**Aim of the exercise**. Look through the listing below, and wherever a line has the string "your", pull it out.

Top of Data provided

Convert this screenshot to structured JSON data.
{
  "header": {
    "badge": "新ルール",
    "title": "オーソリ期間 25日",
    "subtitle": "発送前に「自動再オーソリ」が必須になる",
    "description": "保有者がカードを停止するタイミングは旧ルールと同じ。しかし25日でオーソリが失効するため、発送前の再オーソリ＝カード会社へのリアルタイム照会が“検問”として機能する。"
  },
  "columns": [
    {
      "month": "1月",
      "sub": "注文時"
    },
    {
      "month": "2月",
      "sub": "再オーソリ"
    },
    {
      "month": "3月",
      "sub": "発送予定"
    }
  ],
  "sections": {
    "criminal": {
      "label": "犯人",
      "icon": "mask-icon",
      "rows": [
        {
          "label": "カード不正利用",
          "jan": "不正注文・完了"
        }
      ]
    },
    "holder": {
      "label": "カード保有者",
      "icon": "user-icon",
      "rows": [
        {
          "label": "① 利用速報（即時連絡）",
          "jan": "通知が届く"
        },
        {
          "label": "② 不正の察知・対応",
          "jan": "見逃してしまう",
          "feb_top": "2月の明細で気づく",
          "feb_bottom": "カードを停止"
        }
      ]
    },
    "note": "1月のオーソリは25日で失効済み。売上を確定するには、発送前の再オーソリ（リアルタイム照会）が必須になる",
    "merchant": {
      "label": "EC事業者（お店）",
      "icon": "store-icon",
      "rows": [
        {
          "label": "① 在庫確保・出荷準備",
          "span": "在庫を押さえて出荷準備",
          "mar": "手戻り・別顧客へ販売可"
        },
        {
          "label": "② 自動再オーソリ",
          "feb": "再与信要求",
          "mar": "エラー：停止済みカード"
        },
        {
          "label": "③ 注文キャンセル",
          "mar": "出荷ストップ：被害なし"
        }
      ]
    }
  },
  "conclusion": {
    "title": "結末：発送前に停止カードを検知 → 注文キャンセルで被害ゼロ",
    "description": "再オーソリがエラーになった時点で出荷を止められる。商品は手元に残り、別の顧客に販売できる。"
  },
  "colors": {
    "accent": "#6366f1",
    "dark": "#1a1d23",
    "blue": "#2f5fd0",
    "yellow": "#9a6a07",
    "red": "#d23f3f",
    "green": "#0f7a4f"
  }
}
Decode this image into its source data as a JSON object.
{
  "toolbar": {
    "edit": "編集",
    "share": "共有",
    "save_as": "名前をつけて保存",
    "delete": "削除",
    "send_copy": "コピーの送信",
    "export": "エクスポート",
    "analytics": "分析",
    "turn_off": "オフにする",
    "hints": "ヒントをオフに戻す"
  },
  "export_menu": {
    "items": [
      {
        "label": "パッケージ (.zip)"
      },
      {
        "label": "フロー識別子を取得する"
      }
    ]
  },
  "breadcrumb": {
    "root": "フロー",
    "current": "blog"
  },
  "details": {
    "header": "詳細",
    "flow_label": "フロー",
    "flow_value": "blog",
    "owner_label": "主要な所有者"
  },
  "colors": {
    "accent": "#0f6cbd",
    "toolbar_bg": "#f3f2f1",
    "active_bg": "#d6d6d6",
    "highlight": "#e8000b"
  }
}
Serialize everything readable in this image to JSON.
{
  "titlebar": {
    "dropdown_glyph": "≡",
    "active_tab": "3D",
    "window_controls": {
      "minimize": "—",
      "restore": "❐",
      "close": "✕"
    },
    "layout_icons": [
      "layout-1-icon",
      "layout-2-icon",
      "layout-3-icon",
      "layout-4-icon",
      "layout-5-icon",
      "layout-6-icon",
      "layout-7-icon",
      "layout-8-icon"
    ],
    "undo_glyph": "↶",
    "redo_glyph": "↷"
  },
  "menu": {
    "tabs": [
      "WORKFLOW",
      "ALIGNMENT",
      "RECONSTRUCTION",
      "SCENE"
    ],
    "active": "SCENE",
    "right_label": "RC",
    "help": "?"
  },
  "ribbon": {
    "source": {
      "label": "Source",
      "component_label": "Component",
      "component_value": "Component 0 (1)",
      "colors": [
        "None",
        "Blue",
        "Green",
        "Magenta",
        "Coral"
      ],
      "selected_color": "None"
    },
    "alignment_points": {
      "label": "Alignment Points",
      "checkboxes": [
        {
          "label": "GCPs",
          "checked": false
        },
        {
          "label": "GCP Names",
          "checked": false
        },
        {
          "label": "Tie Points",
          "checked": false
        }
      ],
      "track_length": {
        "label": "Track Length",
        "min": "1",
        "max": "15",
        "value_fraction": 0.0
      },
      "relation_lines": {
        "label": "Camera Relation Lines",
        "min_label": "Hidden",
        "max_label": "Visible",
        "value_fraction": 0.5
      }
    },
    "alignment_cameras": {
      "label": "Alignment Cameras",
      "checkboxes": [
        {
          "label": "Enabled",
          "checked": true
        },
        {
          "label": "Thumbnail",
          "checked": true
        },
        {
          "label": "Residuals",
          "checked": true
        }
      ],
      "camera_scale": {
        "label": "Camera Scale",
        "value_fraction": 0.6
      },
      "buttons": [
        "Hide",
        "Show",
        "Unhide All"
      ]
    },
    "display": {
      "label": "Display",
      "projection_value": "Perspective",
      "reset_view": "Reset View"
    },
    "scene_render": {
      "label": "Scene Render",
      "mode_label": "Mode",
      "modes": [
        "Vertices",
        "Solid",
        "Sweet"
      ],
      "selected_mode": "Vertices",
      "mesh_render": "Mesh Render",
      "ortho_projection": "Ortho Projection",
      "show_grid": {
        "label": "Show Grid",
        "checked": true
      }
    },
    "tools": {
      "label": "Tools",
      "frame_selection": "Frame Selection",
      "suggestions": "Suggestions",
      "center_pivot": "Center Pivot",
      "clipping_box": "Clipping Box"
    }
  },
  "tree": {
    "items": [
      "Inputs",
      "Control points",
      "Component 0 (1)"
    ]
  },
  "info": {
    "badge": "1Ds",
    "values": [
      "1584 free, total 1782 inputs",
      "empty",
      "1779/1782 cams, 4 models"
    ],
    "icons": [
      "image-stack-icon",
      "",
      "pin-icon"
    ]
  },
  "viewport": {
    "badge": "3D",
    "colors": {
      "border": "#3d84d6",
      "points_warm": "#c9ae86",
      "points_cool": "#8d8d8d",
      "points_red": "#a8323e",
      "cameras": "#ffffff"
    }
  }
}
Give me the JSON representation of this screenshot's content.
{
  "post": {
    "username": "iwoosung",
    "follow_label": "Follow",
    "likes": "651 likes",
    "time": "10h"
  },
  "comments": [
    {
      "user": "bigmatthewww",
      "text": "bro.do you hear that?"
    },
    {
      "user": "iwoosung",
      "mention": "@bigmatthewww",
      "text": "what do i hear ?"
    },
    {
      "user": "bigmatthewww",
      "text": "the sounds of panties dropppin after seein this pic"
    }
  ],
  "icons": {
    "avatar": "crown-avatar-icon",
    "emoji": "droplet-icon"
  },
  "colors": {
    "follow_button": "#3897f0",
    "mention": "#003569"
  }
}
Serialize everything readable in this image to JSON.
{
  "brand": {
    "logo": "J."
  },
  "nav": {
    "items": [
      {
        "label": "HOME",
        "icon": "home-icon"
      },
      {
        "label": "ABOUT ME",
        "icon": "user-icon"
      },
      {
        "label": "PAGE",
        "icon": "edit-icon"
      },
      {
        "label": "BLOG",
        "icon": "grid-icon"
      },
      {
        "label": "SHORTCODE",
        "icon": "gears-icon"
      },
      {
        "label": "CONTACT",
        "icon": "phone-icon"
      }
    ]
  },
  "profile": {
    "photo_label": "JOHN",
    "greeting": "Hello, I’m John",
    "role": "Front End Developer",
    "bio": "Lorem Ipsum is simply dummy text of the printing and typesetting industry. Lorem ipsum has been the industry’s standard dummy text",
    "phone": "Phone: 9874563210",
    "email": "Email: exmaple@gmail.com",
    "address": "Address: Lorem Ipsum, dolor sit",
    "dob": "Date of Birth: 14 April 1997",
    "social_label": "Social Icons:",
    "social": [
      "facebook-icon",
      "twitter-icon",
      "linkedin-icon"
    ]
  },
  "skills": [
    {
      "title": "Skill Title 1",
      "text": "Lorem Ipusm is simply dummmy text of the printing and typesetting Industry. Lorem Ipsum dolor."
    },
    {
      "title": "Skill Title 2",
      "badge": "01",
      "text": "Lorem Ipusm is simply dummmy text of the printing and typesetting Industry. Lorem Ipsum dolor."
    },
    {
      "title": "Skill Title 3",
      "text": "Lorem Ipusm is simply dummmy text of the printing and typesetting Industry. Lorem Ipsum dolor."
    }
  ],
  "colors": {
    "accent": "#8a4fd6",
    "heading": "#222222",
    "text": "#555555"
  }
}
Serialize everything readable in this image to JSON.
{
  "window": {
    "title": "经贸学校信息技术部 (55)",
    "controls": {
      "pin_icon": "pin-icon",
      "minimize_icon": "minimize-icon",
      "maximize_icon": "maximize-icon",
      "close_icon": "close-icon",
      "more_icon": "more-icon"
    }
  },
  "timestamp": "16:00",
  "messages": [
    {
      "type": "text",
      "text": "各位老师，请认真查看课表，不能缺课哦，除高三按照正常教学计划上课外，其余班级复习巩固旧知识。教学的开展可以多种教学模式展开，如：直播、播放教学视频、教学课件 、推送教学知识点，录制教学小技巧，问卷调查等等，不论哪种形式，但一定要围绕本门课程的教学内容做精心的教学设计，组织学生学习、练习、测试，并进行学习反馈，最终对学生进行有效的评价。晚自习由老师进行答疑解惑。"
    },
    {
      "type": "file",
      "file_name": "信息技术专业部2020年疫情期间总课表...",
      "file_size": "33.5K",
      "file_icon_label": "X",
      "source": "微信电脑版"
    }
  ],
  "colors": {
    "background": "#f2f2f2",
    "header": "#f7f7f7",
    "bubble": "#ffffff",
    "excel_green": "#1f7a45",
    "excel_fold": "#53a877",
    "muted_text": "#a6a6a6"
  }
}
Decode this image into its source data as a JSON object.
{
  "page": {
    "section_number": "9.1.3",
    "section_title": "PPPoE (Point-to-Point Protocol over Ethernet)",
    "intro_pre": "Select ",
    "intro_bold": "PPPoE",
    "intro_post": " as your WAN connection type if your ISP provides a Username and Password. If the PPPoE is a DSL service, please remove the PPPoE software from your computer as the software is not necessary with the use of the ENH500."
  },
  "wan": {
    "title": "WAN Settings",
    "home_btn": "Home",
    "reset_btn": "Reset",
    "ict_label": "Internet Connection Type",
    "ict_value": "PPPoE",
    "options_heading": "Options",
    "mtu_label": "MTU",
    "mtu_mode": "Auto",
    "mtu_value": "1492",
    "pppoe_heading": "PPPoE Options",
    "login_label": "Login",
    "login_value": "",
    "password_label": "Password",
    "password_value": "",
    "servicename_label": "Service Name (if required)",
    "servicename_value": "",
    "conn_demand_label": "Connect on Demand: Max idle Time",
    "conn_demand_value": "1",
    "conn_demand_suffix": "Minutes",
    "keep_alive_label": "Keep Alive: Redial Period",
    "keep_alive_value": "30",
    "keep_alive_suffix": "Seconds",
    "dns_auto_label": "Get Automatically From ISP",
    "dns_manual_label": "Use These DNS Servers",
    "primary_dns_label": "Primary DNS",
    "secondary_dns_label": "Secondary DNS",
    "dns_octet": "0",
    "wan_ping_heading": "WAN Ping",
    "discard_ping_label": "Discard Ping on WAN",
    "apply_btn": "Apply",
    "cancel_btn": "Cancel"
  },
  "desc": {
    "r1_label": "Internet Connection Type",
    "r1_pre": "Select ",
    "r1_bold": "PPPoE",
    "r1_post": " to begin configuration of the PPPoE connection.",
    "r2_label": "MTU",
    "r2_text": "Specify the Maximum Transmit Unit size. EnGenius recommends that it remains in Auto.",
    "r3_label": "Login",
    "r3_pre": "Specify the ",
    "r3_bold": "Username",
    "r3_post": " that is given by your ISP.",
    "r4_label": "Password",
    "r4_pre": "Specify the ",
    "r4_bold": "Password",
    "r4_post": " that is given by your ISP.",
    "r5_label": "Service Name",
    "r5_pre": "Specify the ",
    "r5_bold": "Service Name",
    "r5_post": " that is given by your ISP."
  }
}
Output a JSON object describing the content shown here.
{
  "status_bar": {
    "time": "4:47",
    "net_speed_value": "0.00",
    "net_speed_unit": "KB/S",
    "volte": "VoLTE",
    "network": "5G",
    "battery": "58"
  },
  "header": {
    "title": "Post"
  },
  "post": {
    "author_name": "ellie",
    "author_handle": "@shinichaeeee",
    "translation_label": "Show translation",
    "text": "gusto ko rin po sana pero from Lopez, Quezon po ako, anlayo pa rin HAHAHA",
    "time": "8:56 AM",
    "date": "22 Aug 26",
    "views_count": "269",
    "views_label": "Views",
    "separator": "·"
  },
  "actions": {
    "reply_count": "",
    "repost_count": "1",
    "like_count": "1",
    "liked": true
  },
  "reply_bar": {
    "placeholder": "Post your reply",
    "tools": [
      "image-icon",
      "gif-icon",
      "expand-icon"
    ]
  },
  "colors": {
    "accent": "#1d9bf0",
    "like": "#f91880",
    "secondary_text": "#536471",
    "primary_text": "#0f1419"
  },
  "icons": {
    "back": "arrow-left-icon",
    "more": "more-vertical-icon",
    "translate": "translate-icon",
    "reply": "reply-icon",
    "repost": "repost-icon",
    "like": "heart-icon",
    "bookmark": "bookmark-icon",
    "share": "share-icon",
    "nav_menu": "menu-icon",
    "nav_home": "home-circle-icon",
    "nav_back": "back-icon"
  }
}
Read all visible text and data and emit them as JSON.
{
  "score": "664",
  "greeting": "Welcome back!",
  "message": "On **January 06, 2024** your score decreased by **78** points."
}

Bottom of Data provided

**Task solution**.
    "intro_post": " as your WAN connection type if your ISP provides a Username and Password. If the PPPoE is a DSL service, please remove the PPPoE software from your computer as the software is not necessary with the use of the ENH500."
    "r3_post": " that is given by your ISP.",
    "r4_post": " that is given by your ISP.",
    "r5_post": " that is given by your ISP."
    "placeholder": "Post your reply",
  "message": "On **January 06, 2024** your score decreased by **78** points."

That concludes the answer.